Data records for software interfaces
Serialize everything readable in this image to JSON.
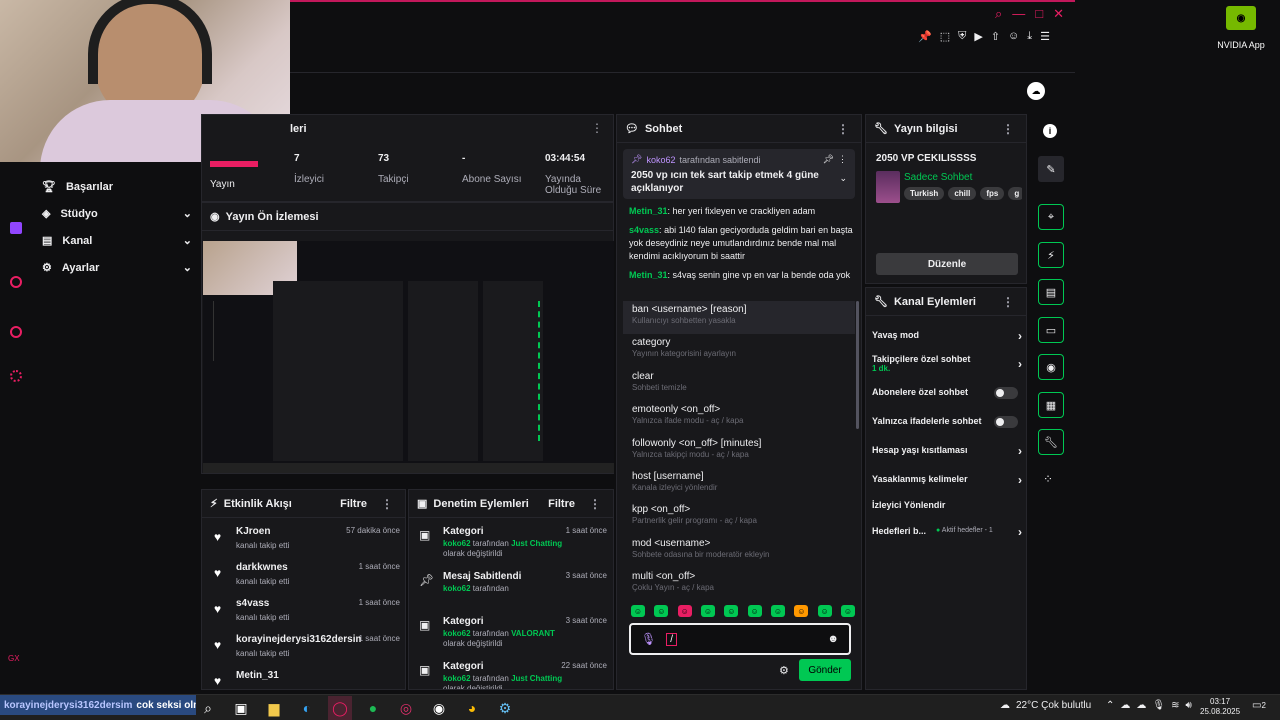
{
  "webcam": {
    "label": ""
  },
  "sidebar_nav": [
    {
      "label": "Başarılar",
      "icon": "trophy-icon"
    },
    {
      "label": "Stüdyo",
      "icon": "studio-icon"
    },
    {
      "label": "Kanal",
      "icon": "channel-icon"
    },
    {
      "label": "Ayarlar",
      "icon": "settings-icon"
    }
  ],
  "stats": {
    "partial_header": "leri",
    "items": [
      {
        "value": "",
        "label": "Yayın"
      },
      {
        "value": "7",
        "label": "İzleyici"
      },
      {
        "value": "73",
        "label": "Takipçi"
      },
      {
        "value": "-",
        "label": "Abone Sayısı"
      },
      {
        "value": "03:44:54",
        "label": "Yayında Olduğu Süre"
      }
    ]
  },
  "preview": {
    "title": "Yayın Ön İzlemesi"
  },
  "activity": {
    "title": "Etkinlik Akışı",
    "filter": "Filtre",
    "items": [
      {
        "name": "KJroen",
        "time": "57 dakika önce",
        "desc": "kanalı takip etti"
      },
      {
        "name": "darkkwnes",
        "time": "1 saat önce",
        "desc": "kanalı takip etti"
      },
      {
        "name": "s4vass",
        "time": "1 saat önce",
        "desc": "kanalı takip etti"
      },
      {
        "name": "korayinejderysi3162dersim",
        "time": "1 saat önce",
        "desc": "kanalı takip etti"
      },
      {
        "name": "Metin_31",
        "time": "",
        "desc": ""
      }
    ]
  },
  "mod": {
    "title": "Denetim Eylemleri",
    "filter": "Filtre",
    "items": [
      {
        "title": "Kategori",
        "time": "1 saat önce",
        "user": "koko62",
        "mid": " tarafından ",
        "hl": "Just Chatting",
        "rest": " olarak değiştirildi"
      },
      {
        "title": "Mesaj Sabitlendi",
        "time": "3 saat önce",
        "user": "koko62",
        "mid": " tarafından",
        "hl": "",
        "rest": ""
      },
      {
        "title": "Kategori",
        "time": "3 saat önce",
        "user": "koko62",
        "mid": " tarafından ",
        "hl": "VALORANT",
        "rest": " olarak değiştirildi"
      },
      {
        "title": "Kategori",
        "time": "22 saat önce",
        "user": "koko62",
        "mid": " tarafından ",
        "hl": "Just Chatting",
        "rest": " olarak değiştirildi"
      }
    ]
  },
  "chat": {
    "title": "Sohbet",
    "pinned_by": "koko62",
    "pinned_suffix": "tarafından sabitlendi",
    "pinned_text": "2050 vp ıcın tek sart takip etmek 4 güne açıklanıyor",
    "messages": [
      {
        "user": "Metin_31",
        "text": "her yeri fixleyen ve crackliyen adam"
      },
      {
        "user": "s4vass",
        "text": "abi 1l40 falan geciyorduda geldim bari en başta yok deseydiniz neye umutlandırdınız bende mal mal kendimi acıklıyorum bi saattir"
      },
      {
        "user": "Metin_31",
        "text": "s4vaş senin gine vp en var la bende oda yok"
      }
    ],
    "commands": [
      {
        "cmd": "ban <username> [reason]",
        "desc": "Kullanıcıyı sohbetten yasakla"
      },
      {
        "cmd": "category",
        "desc": "Yayının kategorisini ayarlayın"
      },
      {
        "cmd": "clear",
        "desc": "Sohbeti temizle"
      },
      {
        "cmd": "emoteonly <on_off>",
        "desc": "Yalnızca ifade modu - aç / kapa"
      },
      {
        "cmd": "followonly <on_off> [minutes]",
        "desc": "Yalnızca takipçi modu - aç / kapa"
      },
      {
        "cmd": "host [username]",
        "desc": "Kanala izleyici yönlendir"
      },
      {
        "cmd": "kpp <on_off>",
        "desc": "Partnerlik gelir programı - aç / kapa"
      },
      {
        "cmd": "mod <username>",
        "desc": "Sohbete odasına bir moderatör ekleyin"
      },
      {
        "cmd": "multi <on_off>",
        "desc": "Çoklu Yayın - aç / kapa"
      }
    ],
    "input_value": "/",
    "send": "Gönder"
  },
  "stream_info": {
    "title": "Yayın bilgisi",
    "stream_title": "2050 VP CEKILISSSS",
    "category": "Sadece Sohbet",
    "tags": [
      "Turkish",
      "chill",
      "fps",
      "g"
    ],
    "edit": "Düzenle"
  },
  "channel_actions": {
    "title": "Kanal Eylemleri",
    "items": [
      {
        "label": "Yavaş mod",
        "sub": "",
        "control": "chevron"
      },
      {
        "label": "Takipçilere özel sohbet",
        "sub": "1 dk.",
        "control": "chevron"
      },
      {
        "label": "Abonelere özel sohbet",
        "sub": "",
        "control": "toggle"
      },
      {
        "label": "Yalnızca ifadelerle sohbet",
        "sub": "",
        "control": "toggle"
      },
      {
        "label": "Hesap yaşı kısıtlaması",
        "sub": "",
        "control": "chevron"
      },
      {
        "label": "Yasaklanmış kelimeler",
        "sub": "",
        "control": "chevron"
      },
      {
        "label": "İzleyici Yönlendir",
        "sub": "",
        "control": "none"
      },
      {
        "label": "Hedefleri b...",
        "sub": "",
        "control": "goals"
      }
    ],
    "goals_text": "Aktif hedefler - 1"
  },
  "nvidia": {
    "label": "NVIDIA App"
  },
  "overlay_chat": {
    "user": "korayinejderysi3162dersim",
    "text": "cok seksi olmus"
  },
  "taskbar": {
    "weather": "22°C  Çok bulutlu",
    "time": "03:17",
    "date": "25.08.2025",
    "notif": "2"
  },
  "colors": {
    "accent": "#00c853",
    "twitch_purple": "#9146ff",
    "brand_red": "#e91e63",
    "bg": "#0e0e10"
  }
}
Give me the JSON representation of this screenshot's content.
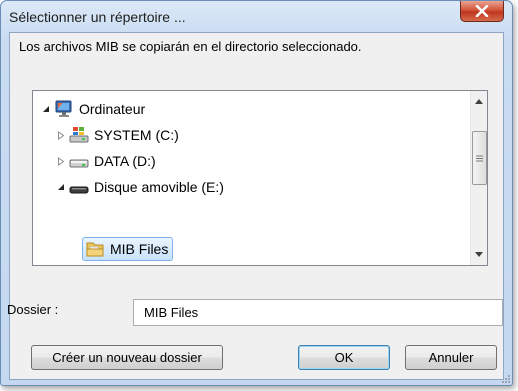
{
  "dialog": {
    "title": "Sélectionner un répertoire ...",
    "message": "Los archivos MIB se copiarán en el directorio seleccionado."
  },
  "tree": {
    "items": [
      {
        "label": "Ordinateur",
        "icon": "computer-icon",
        "expanded": true
      },
      {
        "label": "SYSTEM (C:)",
        "icon": "system-drive-icon",
        "expanded": false
      },
      {
        "label": "DATA (D:)",
        "icon": "drive-icon",
        "expanded": false
      },
      {
        "label": "Disque amovible (E:)",
        "icon": "removable-drive-icon",
        "expanded": true
      },
      {
        "label": "MIB Files",
        "icon": "folder-icon",
        "selected": true
      }
    ]
  },
  "folder": {
    "label": "Dossier :",
    "value": "MIB Files"
  },
  "buttons": {
    "new_folder": "Créer un nouveau dossier",
    "ok": "OK",
    "cancel": "Annuler"
  },
  "colors": {
    "close_button": "#c9462c",
    "selection_border": "#7db3e8",
    "window_frame": "#c4d8ef"
  }
}
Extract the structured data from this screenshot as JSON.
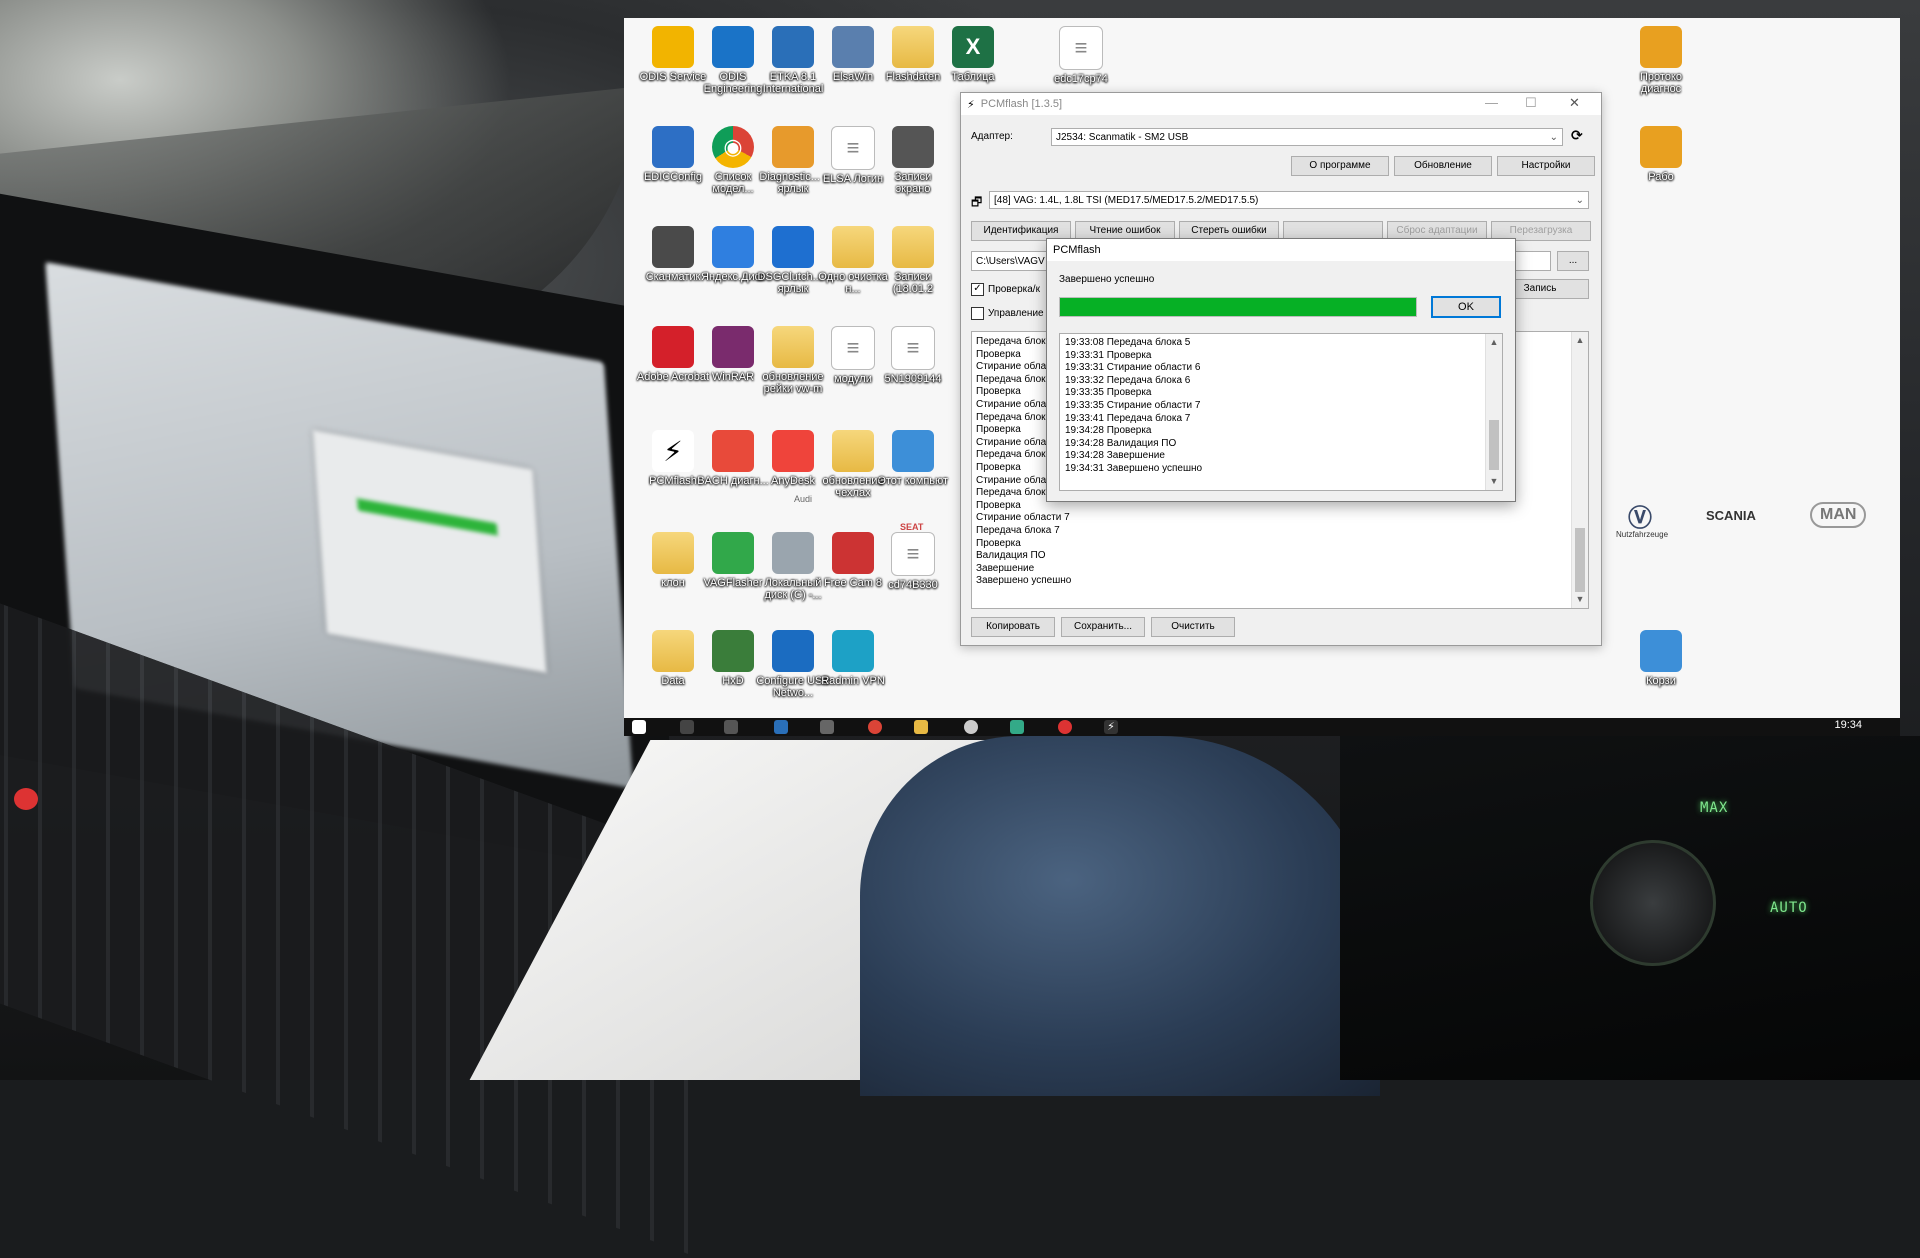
{
  "desktop": {
    "icons": [
      {
        "label": "ODIS Service",
        "kind": "app",
        "color": "#f2b400"
      },
      {
        "label": "ODIS Engineering",
        "kind": "app",
        "color": "#1a73c7"
      },
      {
        "label": "ETKA 8.1 International",
        "kind": "app",
        "color": "#2a6fb8"
      },
      {
        "label": "ElsaWin",
        "kind": "app",
        "color": "#5a7fae"
      },
      {
        "label": "Flashdaten",
        "kind": "folder",
        "color": "#e7b944"
      },
      {
        "label": "Таблица",
        "kind": "excel",
        "color": "#1e7145"
      },
      {
        "label": "edc17cp74",
        "kind": "doc",
        "color": "#ffffff"
      },
      {
        "label": "Протоко диагнос",
        "kind": "app",
        "color": "#e8a020"
      },
      {
        "label": "EDICConfig",
        "kind": "app",
        "color": "#2d6fc5"
      },
      {
        "label": "Список модел...",
        "kind": "chrome",
        "color": "#4285f4"
      },
      {
        "label": "Diagnostic... - ярлык",
        "kind": "app",
        "color": "#e79a2c"
      },
      {
        "label": "ELSA Логин",
        "kind": "doc",
        "color": "#ffffff"
      },
      {
        "label": "Записи экрано",
        "kind": "app",
        "color": "#555555"
      },
      {
        "label": "Рабо",
        "kind": "app",
        "color": "#e8a020"
      },
      {
        "label": "Сканматик",
        "kind": "app",
        "color": "#4a4a4a"
      },
      {
        "label": "Яндекс.Диск",
        "kind": "app",
        "color": "#2f7fe0"
      },
      {
        "label": "DSGClutch... - ярлык",
        "kind": "app",
        "color": "#1e6fd0"
      },
      {
        "label": "Одно очистка н...",
        "kind": "folder",
        "color": "#e7b944"
      },
      {
        "label": "Записи (18.01.2",
        "kind": "folder",
        "color": "#e7b944"
      },
      {
        "label": "Adobe Acrobat",
        "kind": "app",
        "color": "#d4202a"
      },
      {
        "label": "WinRAR",
        "kind": "app",
        "color": "#7a2b6d"
      },
      {
        "label": "обновление рейки vw-m",
        "kind": "folder",
        "color": "#e7b944"
      },
      {
        "label": "модули",
        "kind": "doc",
        "color": "#ffffff"
      },
      {
        "label": "5N1909144",
        "kind": "doc",
        "color": "#ffffff"
      },
      {
        "label": "PCMflash",
        "kind": "pcm",
        "color": "#ffffff"
      },
      {
        "label": "BACH диагн...",
        "kind": "app",
        "color": "#e84a3a"
      },
      {
        "label": "AnyDesk",
        "kind": "app",
        "color": "#ef443b"
      },
      {
        "label": "обновление чехлах",
        "kind": "folder",
        "color": "#e7b944"
      },
      {
        "label": "Этот компьют",
        "kind": "app",
        "color": "#3d8fd8"
      },
      {
        "label": "клон",
        "kind": "folder",
        "color": "#e7b944"
      },
      {
        "label": "VAGFlasher",
        "kind": "app",
        "color": "#31a84a"
      },
      {
        "label": "Локальный диск (C) -...",
        "kind": "app",
        "color": "#9aa5ae"
      },
      {
        "label": "Free Cam 8",
        "kind": "app",
        "color": "#cc3333"
      },
      {
        "label": "cd74B330",
        "kind": "doc",
        "color": "#ffffff"
      },
      {
        "label": "Data",
        "kind": "folder",
        "color": "#e7b944"
      },
      {
        "label": "HxD",
        "kind": "app",
        "color": "#3a7d3a"
      },
      {
        "label": "Configure USB Netwo...",
        "kind": "app",
        "color": "#1b6cc1"
      },
      {
        "label": "Radmin VPN",
        "kind": "app",
        "color": "#1da1c6"
      },
      {
        "label": "Корзи",
        "kind": "app",
        "color": "#3d8fd8"
      }
    ],
    "brands": {
      "vw": "Nutzfahrzeuge",
      "scania": "SCANIA",
      "man": "MAN",
      "audi": "Audi",
      "seat": "SEAT"
    },
    "taskbar": {
      "clock": "19:34"
    }
  },
  "pcmflash": {
    "title": "PCMflash [1.3.5]",
    "adapter_label": "Адаптер:",
    "adapter_value": "J2534: Scanmatik - SM2 USB",
    "buttons": {
      "about": "О программе",
      "update": "Обновление",
      "settings": "Настройки"
    },
    "module_value": "[48] VAG: 1.4L, 1.8L TSI (MED17.5/MED17.5.2/MED17.5.5)",
    "tabs": {
      "ident": "Идентификация",
      "read_dtc": "Чтение ошибок",
      "clear_dtc": "Стереть ошибки",
      "reset_adapt": "Сброс адаптации",
      "reboot": "Перезагрузка"
    },
    "path_value": "C:\\Users\\VAGV",
    "browse": "...",
    "write_button": "Запись",
    "check_label": "Проверка/к",
    "control_label": "Управление",
    "log": [
      "Передача блока",
      "Проверка",
      "Стирание обла",
      "Передача блок",
      "Проверка",
      "Стирание обла",
      "Передача блок",
      "Проверка",
      "Стирание обла",
      "Передача блок",
      "Проверка",
      "Стирание обла",
      "Передача блок",
      "Проверка",
      "Стирание области 7",
      "Передача блока 7",
      "Проверка",
      "Валидация ПО",
      "Завершение",
      "Завершено успешно"
    ],
    "bottom_buttons": {
      "copy": "Копировать",
      "save": "Сохранить...",
      "clear": "Очистить"
    }
  },
  "dialog": {
    "title": "PCMflash",
    "message": "Завершено успешно",
    "progress": 1.0,
    "progress_color": "#06b025",
    "ok": "OK",
    "log": [
      "19:33:08 Передача блока 5",
      "19:33:31 Проверка",
      "19:33:31 Стирание области 6",
      "19:33:32 Передача блока 6",
      "19:33:35 Проверка",
      "19:33:35 Стирание области 7",
      "19:33:41 Передача блока 7",
      "19:34:28 Проверка",
      "19:34:28 Валидация ПО",
      "19:34:28 Завершение",
      "19:34:31 Завершено успешно"
    ]
  }
}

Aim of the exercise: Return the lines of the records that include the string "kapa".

Answer below:
        "desc": "Yalnızca ifade modu - aç / kapa"
        "desc": "Yalnızca takipçi modu - aç / kapa"
        "desc": "Partnerlik gelir programı - aç / kapa"
        "desc": "Çoklu Yayın - aç / kapa"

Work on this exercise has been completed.